# Find the taylor series about x=0 for the following function g(x) = ln(x^(2) +1)

*print*Print*list*Cite

If we try to take derivative after derivative, things will get messy quickly. Instead, we can use the following trick:

`g(x)= "ln" (x^2+1)`

`g'(x)= (2x)/(x^2+1)`

We can find the power series for `g'(x)` using what we know about geometric series:

`1+z+z^2+z^3+... = (1)/(1-z)` (provided that `|z|<1` )

If we say `z=-x^2`, we have:

`1-x^2+x^4-x^6+...=(1)/(1+x^2)`

So:

`g'(x)= (2x)/(x^2+1)`

`=2x(1-x^2+x^4-x^6+...)`

`=2x-2x^3+2x^5-2x^7+...`

We can integrate term by term to get `g(x)`

`g(x) = C + x^2 - (2/4)x^4 + (2/6)x^6-(2/8)x^8+...`

`=C+x^2 - (x^4)/2 + (x^6)/3 - (x^8)/4 + ...`

To get C, we plug in `x=0`:

`g(0) = C + 0^2 + ...`

`g(0) = "ln" (0^2+1) = 0`

So `C=0`

And

`g(x)=x^2 - (x^4)/2 + (x^6)/3 - (x^8)/4 + ...`
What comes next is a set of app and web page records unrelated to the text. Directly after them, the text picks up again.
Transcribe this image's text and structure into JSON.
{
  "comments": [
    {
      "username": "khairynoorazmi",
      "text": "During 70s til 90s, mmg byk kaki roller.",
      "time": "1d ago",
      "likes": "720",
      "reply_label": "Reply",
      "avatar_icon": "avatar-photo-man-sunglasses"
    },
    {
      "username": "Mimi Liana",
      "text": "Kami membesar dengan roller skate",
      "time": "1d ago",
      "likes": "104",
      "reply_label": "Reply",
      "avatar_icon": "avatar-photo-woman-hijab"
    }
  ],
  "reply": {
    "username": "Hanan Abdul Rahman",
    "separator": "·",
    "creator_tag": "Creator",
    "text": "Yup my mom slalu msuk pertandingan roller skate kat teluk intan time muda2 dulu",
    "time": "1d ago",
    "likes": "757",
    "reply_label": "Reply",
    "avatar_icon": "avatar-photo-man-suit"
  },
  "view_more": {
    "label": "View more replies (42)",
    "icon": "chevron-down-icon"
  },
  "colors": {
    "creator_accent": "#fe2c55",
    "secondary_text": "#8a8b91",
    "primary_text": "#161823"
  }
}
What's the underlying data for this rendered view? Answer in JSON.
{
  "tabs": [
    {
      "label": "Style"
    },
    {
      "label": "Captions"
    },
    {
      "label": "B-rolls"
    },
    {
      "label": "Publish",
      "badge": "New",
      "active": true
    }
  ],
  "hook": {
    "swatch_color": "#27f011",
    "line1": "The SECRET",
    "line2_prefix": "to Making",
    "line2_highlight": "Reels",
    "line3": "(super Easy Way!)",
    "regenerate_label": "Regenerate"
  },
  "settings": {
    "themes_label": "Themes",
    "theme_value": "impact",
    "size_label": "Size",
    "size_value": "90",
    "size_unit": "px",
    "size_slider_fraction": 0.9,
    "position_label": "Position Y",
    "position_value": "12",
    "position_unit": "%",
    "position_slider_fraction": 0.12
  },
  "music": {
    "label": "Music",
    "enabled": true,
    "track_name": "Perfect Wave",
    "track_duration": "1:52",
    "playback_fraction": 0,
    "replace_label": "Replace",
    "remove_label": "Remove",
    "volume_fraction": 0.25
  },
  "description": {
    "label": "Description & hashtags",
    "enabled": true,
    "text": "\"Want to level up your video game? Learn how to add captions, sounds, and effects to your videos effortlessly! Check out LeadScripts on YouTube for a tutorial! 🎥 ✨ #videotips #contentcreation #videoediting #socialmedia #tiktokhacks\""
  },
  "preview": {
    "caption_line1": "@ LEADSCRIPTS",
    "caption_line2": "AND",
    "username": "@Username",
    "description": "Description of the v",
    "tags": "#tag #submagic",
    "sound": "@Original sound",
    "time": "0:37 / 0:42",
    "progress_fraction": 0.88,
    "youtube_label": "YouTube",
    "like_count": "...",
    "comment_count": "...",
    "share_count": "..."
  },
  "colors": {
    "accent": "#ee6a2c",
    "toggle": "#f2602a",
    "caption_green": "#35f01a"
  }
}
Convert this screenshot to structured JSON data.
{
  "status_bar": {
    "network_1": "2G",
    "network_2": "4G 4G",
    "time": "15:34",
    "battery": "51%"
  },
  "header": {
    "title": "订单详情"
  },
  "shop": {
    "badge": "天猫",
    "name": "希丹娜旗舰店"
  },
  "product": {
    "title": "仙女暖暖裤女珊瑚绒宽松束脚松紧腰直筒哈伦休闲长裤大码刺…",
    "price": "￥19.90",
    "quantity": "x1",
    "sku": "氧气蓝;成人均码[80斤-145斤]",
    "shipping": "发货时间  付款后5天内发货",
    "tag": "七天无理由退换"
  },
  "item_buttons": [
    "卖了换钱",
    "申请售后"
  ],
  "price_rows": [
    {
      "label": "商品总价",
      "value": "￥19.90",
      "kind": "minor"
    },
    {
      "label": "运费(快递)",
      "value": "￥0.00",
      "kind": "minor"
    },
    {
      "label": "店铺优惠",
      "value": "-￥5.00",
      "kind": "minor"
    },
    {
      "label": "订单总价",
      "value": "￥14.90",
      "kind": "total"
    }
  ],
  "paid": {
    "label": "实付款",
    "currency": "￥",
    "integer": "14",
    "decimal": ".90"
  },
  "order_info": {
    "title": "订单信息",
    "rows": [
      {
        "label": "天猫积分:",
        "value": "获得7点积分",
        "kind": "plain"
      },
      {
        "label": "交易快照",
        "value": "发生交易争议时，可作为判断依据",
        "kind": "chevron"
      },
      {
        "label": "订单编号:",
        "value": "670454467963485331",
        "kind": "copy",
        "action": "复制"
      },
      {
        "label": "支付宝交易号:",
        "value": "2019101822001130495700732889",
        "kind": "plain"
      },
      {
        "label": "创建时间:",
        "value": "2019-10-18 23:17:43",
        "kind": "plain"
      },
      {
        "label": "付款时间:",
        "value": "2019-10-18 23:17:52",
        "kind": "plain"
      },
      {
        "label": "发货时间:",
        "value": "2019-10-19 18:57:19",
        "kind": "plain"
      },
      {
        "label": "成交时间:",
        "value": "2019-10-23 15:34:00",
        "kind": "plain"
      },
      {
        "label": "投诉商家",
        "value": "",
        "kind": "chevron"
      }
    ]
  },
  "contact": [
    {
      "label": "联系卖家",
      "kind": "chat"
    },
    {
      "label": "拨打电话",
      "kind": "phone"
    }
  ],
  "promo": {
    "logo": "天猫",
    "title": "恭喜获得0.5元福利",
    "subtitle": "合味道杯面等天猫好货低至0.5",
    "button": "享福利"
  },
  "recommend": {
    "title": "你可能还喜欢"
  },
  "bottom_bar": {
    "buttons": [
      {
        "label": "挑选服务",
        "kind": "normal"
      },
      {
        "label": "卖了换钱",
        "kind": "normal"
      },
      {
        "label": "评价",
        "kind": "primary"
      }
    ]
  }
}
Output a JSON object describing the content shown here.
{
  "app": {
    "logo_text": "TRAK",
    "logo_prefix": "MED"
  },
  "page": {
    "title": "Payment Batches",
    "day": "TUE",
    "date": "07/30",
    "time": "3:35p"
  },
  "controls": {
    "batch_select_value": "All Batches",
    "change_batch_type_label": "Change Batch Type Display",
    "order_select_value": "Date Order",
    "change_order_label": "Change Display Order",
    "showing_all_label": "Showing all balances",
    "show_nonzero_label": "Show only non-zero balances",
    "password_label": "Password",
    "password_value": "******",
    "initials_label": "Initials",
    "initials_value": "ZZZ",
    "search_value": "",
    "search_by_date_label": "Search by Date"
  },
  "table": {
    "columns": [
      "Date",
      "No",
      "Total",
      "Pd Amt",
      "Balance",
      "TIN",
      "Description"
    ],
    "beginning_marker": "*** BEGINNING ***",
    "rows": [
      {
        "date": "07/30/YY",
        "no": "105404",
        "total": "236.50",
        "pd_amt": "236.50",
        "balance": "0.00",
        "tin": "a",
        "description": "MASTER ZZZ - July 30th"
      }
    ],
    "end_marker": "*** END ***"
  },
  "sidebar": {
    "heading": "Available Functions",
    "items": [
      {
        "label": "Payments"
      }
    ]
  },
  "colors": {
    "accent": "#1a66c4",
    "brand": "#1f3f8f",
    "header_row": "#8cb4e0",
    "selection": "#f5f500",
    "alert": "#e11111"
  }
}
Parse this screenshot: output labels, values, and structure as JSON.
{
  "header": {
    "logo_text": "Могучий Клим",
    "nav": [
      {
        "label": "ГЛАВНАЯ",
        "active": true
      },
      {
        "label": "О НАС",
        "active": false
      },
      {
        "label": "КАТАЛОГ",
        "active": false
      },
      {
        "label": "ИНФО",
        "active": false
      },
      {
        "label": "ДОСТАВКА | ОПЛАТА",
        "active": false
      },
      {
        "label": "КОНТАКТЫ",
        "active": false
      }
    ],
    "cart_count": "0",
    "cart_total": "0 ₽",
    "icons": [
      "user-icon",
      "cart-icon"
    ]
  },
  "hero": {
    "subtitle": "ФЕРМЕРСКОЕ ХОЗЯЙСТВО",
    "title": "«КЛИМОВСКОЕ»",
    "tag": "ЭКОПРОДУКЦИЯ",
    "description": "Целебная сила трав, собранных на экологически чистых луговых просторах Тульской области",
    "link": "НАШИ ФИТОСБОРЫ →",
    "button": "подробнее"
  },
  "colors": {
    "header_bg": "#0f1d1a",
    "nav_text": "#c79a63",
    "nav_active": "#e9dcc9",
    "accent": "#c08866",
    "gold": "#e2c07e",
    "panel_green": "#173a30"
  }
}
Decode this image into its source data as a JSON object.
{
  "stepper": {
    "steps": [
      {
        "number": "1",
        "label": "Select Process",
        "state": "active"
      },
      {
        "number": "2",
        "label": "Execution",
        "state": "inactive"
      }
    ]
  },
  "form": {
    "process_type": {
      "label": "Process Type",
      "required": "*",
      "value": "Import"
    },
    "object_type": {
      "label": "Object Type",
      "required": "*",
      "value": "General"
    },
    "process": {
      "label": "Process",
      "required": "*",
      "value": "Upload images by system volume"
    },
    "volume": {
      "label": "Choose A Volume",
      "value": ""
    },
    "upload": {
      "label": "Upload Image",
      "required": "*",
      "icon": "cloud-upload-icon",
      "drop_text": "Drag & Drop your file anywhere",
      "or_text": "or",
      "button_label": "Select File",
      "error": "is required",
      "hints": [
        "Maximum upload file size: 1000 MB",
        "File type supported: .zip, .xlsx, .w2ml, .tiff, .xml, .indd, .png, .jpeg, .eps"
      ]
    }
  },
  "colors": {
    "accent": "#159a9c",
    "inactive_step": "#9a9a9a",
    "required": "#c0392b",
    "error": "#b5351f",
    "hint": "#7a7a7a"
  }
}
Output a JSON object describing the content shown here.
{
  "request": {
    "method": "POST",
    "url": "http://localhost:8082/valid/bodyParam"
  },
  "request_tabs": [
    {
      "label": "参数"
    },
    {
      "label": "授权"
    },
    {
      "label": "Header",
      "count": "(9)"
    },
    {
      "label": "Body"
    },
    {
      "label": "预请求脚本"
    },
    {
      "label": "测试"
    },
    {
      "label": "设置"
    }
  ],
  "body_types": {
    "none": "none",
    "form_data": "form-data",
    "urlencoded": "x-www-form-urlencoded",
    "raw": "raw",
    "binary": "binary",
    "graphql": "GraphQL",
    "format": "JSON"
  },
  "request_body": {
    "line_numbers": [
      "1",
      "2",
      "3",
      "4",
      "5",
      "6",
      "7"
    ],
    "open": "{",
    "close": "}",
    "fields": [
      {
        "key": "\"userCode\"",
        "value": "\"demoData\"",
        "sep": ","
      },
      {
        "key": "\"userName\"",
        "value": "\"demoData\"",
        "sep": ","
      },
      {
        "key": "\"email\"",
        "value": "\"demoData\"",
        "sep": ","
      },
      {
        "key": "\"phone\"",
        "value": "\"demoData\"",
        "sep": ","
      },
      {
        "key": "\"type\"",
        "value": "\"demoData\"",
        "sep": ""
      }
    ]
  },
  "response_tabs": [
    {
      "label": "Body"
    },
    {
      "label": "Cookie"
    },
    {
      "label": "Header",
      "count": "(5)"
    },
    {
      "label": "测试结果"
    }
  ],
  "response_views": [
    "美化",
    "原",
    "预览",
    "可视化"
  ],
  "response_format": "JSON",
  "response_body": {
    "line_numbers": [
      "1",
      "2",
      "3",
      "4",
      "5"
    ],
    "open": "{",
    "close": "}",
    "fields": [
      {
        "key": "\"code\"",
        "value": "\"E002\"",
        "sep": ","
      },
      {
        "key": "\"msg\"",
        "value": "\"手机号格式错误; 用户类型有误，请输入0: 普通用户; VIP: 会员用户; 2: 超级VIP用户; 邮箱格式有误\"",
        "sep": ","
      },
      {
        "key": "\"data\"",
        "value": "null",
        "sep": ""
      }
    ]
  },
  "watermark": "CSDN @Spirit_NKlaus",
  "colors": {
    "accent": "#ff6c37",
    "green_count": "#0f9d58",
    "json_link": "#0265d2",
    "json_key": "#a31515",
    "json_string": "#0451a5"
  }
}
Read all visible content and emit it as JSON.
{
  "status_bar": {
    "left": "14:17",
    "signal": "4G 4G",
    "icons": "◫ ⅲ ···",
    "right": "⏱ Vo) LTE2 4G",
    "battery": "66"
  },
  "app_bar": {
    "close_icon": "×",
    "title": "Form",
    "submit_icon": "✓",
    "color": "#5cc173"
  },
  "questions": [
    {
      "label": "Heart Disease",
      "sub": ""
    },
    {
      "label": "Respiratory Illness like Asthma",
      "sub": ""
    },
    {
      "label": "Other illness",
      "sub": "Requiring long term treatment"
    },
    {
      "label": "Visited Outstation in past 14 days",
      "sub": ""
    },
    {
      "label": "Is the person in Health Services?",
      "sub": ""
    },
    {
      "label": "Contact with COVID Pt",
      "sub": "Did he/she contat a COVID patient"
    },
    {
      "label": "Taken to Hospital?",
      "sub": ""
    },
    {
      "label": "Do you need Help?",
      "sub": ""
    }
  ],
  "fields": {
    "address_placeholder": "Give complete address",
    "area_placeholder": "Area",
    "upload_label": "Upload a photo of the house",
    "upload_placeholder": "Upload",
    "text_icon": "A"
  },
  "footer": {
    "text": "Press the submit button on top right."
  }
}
Or, in summation notation:

`g(x) = sum_(n=1)^oo (x^(2n))/n`